Wherever the string "caption" appears in the entries below, return the line that holds it.

*** Opening of EXERCISE MATERIALS ***

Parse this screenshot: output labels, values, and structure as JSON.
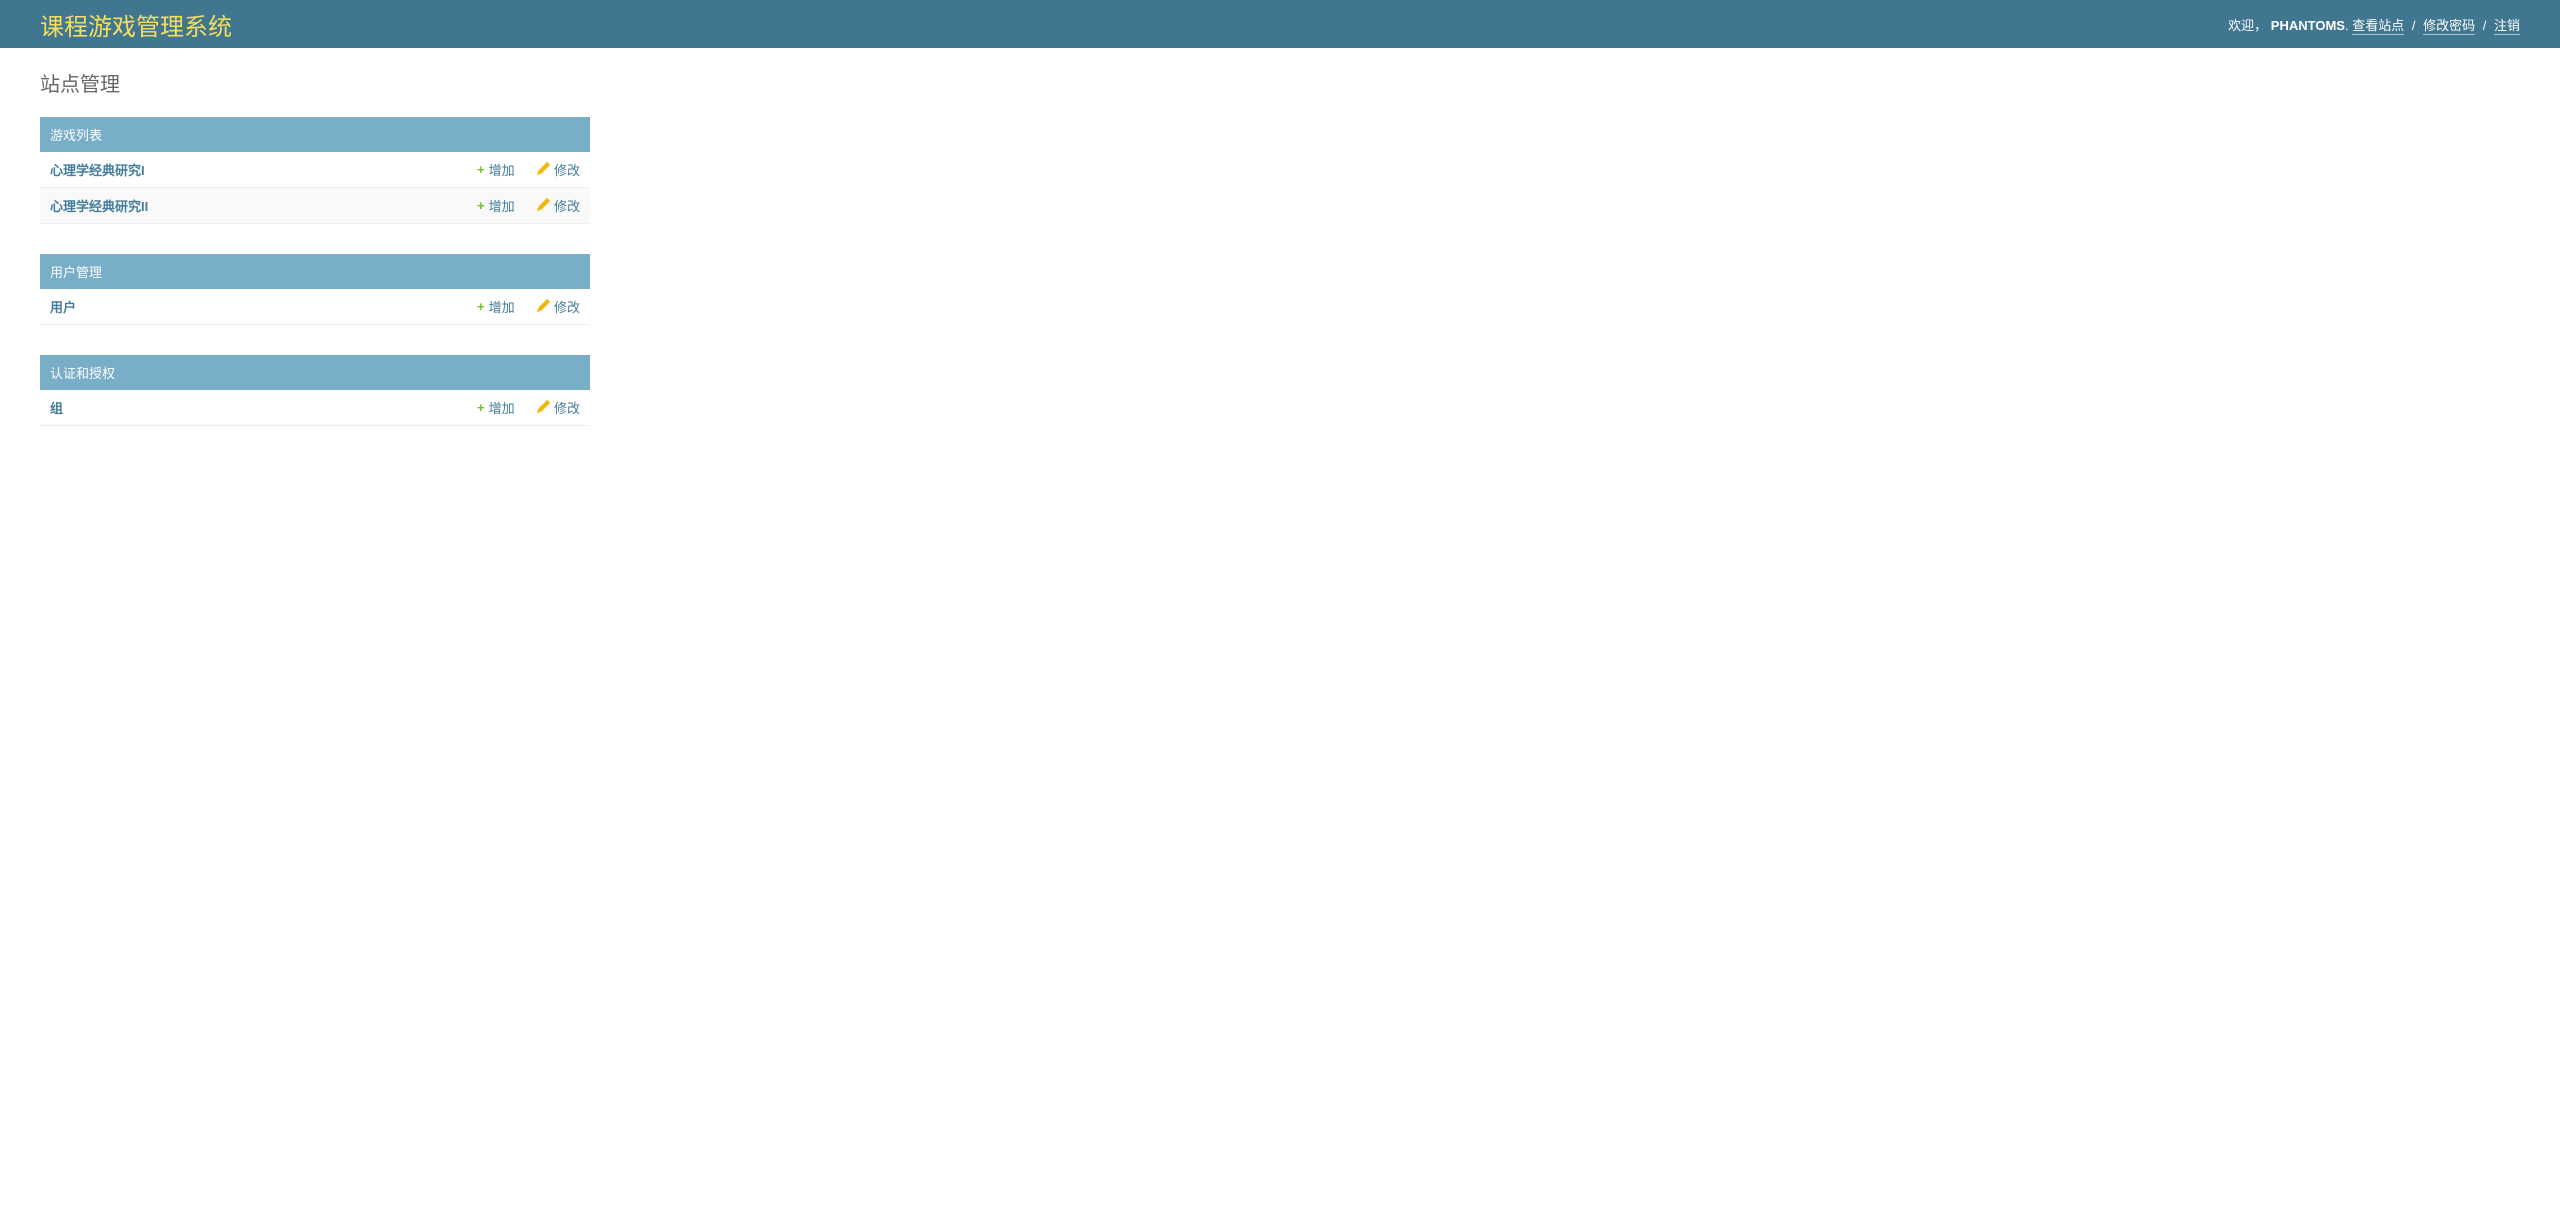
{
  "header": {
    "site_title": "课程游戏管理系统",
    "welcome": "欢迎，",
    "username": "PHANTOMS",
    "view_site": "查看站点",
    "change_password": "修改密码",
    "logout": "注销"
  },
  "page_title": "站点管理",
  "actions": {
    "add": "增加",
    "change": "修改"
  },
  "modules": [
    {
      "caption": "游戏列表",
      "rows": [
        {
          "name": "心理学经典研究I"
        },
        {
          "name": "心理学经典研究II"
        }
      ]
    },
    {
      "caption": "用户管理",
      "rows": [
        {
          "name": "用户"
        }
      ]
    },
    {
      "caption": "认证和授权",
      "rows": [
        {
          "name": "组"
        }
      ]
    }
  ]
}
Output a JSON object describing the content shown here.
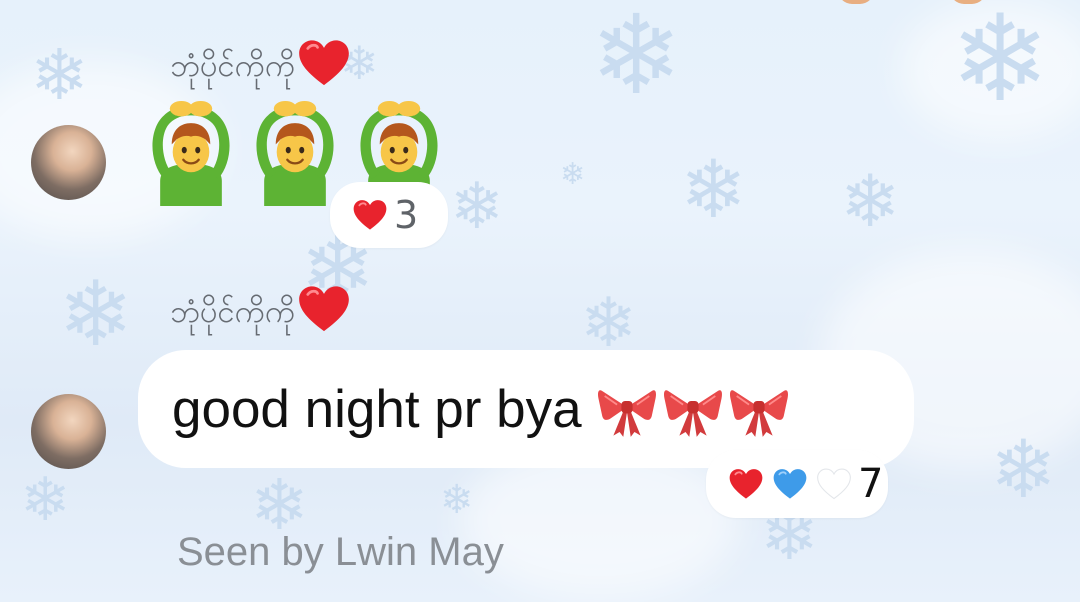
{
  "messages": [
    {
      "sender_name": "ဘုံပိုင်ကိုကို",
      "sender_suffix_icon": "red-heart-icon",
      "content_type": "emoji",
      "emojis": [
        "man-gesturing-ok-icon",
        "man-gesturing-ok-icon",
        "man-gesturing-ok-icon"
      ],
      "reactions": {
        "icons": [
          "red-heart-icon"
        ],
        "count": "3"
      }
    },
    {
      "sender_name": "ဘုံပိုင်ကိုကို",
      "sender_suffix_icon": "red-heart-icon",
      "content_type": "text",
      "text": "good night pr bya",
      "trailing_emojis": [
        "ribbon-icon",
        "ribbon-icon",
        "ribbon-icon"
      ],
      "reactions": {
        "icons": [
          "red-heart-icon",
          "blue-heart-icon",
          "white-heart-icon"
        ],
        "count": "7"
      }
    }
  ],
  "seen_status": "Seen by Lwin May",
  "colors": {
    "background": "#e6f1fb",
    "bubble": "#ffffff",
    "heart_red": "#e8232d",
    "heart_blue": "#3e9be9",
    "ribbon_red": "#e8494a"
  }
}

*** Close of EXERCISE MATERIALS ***

--- ANSWER FOR THE TASK ---
      "caption": "游戏列表",
      "caption": "用户管理",
      "caption": "认证和授权",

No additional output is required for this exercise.